Material shown below:
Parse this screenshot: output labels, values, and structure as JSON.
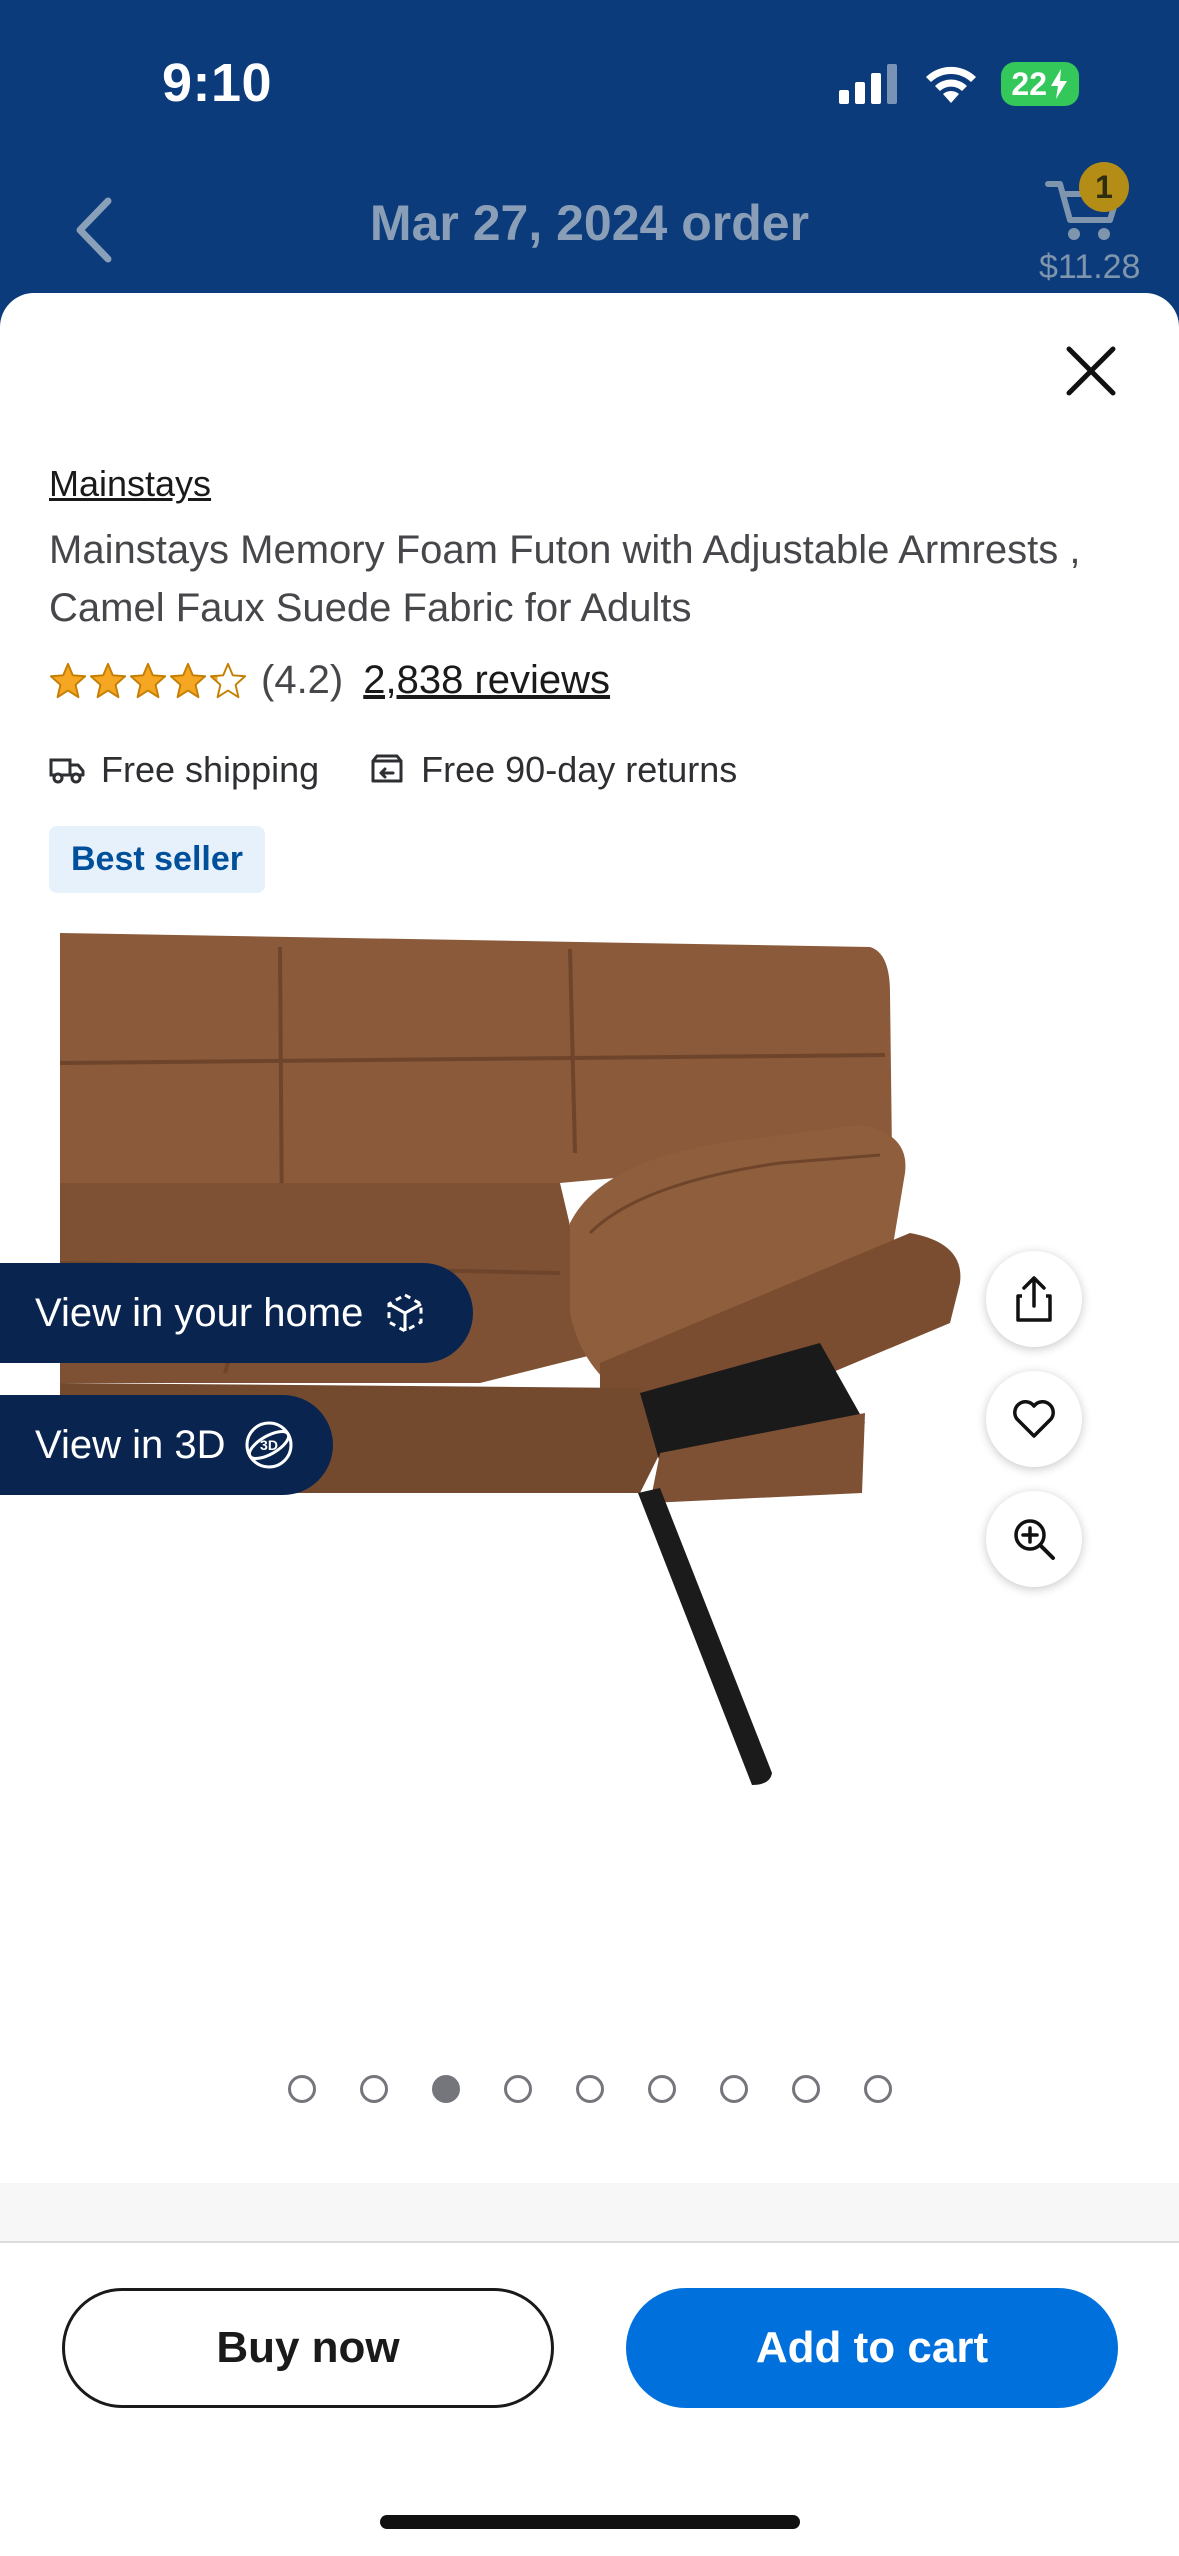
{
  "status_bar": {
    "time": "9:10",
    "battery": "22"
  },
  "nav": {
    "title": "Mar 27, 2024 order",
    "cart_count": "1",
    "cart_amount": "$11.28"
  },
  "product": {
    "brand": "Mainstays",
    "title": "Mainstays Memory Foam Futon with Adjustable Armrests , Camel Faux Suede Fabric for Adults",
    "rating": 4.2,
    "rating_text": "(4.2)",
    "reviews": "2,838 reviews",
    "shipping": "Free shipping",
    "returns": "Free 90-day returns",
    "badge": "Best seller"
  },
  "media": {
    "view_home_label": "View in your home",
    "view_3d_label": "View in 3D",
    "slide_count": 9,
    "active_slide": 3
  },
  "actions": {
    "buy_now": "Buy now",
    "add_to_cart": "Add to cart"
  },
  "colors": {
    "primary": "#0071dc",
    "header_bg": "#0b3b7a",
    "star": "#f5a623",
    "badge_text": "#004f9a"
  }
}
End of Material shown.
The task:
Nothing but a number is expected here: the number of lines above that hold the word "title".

Expected answer:
2